--- DATA SUPPLIED Enclosed Below ---
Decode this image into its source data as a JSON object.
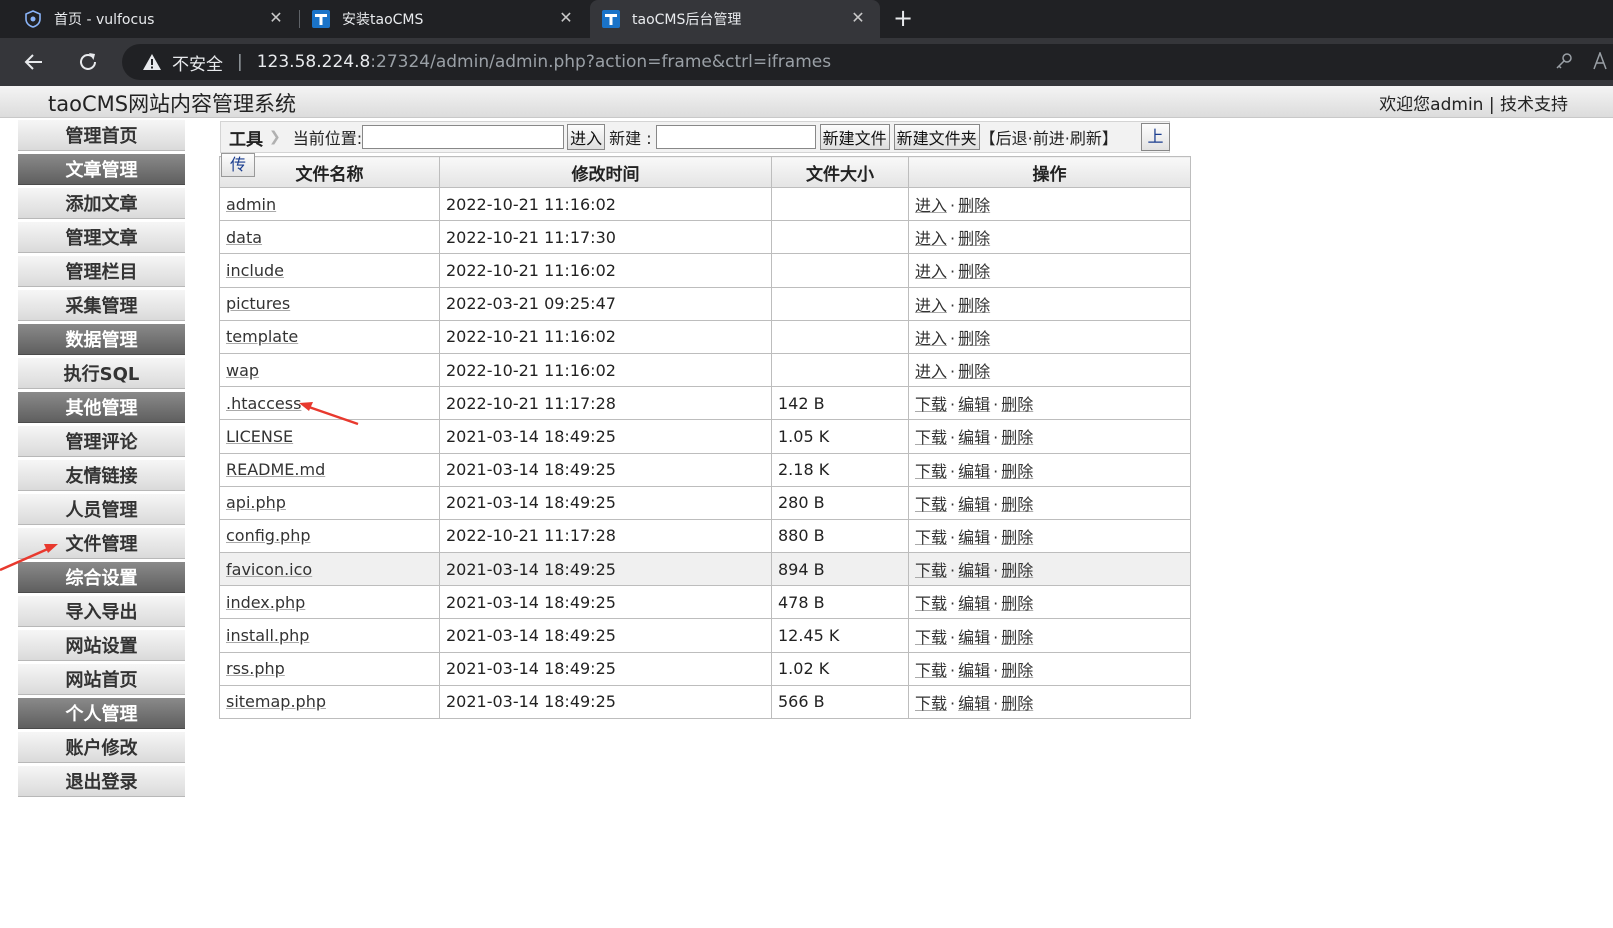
{
  "browser": {
    "tabs": [
      {
        "title": "首页 - vulfocus",
        "icon": "shield-icon"
      },
      {
        "title": "安装taoCMS",
        "icon": "taocms-icon"
      },
      {
        "title": "taoCMS后台管理",
        "icon": "taocms-icon"
      }
    ],
    "security_label": "不安全",
    "url_host": "123.58.224.8",
    "url_rest": ":27324/admin/admin.php?action=frame&ctrl=iframes"
  },
  "header": {
    "title": "taoCMS网站内容管理系统",
    "welcome": "欢迎您admin | 技术支持"
  },
  "sidebar": {
    "items": [
      {
        "label": "管理首页",
        "type": "item"
      },
      {
        "label": "文章管理",
        "type": "group"
      },
      {
        "label": "添加文章",
        "type": "item"
      },
      {
        "label": "管理文章",
        "type": "item"
      },
      {
        "label": "管理栏目",
        "type": "item"
      },
      {
        "label": "采集管理",
        "type": "item"
      },
      {
        "label": "数据管理",
        "type": "group"
      },
      {
        "label": "执行SQL",
        "type": "item"
      },
      {
        "label": "其他管理",
        "type": "group"
      },
      {
        "label": "管理评论",
        "type": "item"
      },
      {
        "label": "友情链接",
        "type": "item"
      },
      {
        "label": "人员管理",
        "type": "item"
      },
      {
        "label": "文件管理",
        "type": "item"
      },
      {
        "label": "综合设置",
        "type": "group"
      },
      {
        "label": "导入导出",
        "type": "item"
      },
      {
        "label": "网站设置",
        "type": "item"
      },
      {
        "label": "网站首页",
        "type": "item"
      },
      {
        "label": "个人管理",
        "type": "group"
      },
      {
        "label": "账户修改",
        "type": "item"
      },
      {
        "label": "退出登录",
        "type": "item"
      }
    ]
  },
  "toolbar": {
    "label": "工具",
    "location_label": "当前位置:",
    "location_value": "",
    "enter_button": "进入",
    "new_label": "新建 :",
    "new_value": "",
    "new_file_button": "新建文件",
    "new_folder_button": "新建文件夹",
    "history_links": "【后退·前进·刷新】",
    "upload_button_top": "上",
    "upload_button_bottom": "传"
  },
  "table": {
    "headers": [
      "文件名称",
      "修改时间",
      "文件大小",
      "操作"
    ],
    "rows": [
      {
        "name": "admin",
        "time": "2022-10-21 11:16:02",
        "size": "",
        "ops": [
          "进入",
          "删除"
        ]
      },
      {
        "name": "data",
        "time": "2022-10-21 11:17:30",
        "size": "",
        "ops": [
          "进入",
          "删除"
        ]
      },
      {
        "name": "include",
        "time": "2022-10-21 11:16:02",
        "size": "",
        "ops": [
          "进入",
          "删除"
        ]
      },
      {
        "name": "pictures",
        "time": "2022-03-21 09:25:47",
        "size": "",
        "ops": [
          "进入",
          "删除"
        ]
      },
      {
        "name": "template",
        "time": "2022-10-21 11:16:02",
        "size": "",
        "ops": [
          "进入",
          "删除"
        ]
      },
      {
        "name": "wap",
        "time": "2022-10-21 11:16:02",
        "size": "",
        "ops": [
          "进入",
          "删除"
        ]
      },
      {
        "name": ".htaccess",
        "time": "2022-10-21 11:17:28",
        "size": "142 B",
        "ops": [
          "下载",
          "编辑",
          "删除"
        ]
      },
      {
        "name": "LICENSE",
        "time": "2021-03-14 18:49:25",
        "size": "1.05 K",
        "ops": [
          "下载",
          "编辑",
          "删除"
        ]
      },
      {
        "name": "README.md",
        "time": "2021-03-14 18:49:25",
        "size": "2.18 K",
        "ops": [
          "下载",
          "编辑",
          "删除"
        ]
      },
      {
        "name": "api.php",
        "time": "2021-03-14 18:49:25",
        "size": "280 B",
        "ops": [
          "下载",
          "编辑",
          "删除"
        ]
      },
      {
        "name": "config.php",
        "time": "2022-10-21 11:17:28",
        "size": "880 B",
        "ops": [
          "下载",
          "编辑",
          "删除"
        ]
      },
      {
        "name": "favicon.ico",
        "time": "2021-03-14 18:49:25",
        "size": "894 B",
        "ops": [
          "下载",
          "编辑",
          "删除"
        ],
        "highlight": true
      },
      {
        "name": "index.php",
        "time": "2021-03-14 18:49:25",
        "size": "478 B",
        "ops": [
          "下载",
          "编辑",
          "删除"
        ]
      },
      {
        "name": "install.php",
        "time": "2021-03-14 18:49:25",
        "size": "12.45 K",
        "ops": [
          "下载",
          "编辑",
          "删除"
        ]
      },
      {
        "name": "rss.php",
        "time": "2021-03-14 18:49:25",
        "size": "1.02 K",
        "ops": [
          "下载",
          "编辑",
          "删除"
        ]
      },
      {
        "name": "sitemap.php",
        "time": "2021-03-14 18:49:25",
        "size": "566 B",
        "ops": [
          "下载",
          "编辑",
          "删除"
        ]
      }
    ]
  },
  "colors": {
    "annotation_arrow": "#e8392e",
    "group_item": "#6e6e6e"
  }
}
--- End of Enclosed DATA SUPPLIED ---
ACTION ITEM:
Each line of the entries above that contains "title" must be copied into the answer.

WRITTEN REPLY:
        "title": "首页 - vulfocus",
        "title": "安装taoCMS",
        "title": "taoCMS后台管理",
    "title": "taoCMS网站内容管理系统",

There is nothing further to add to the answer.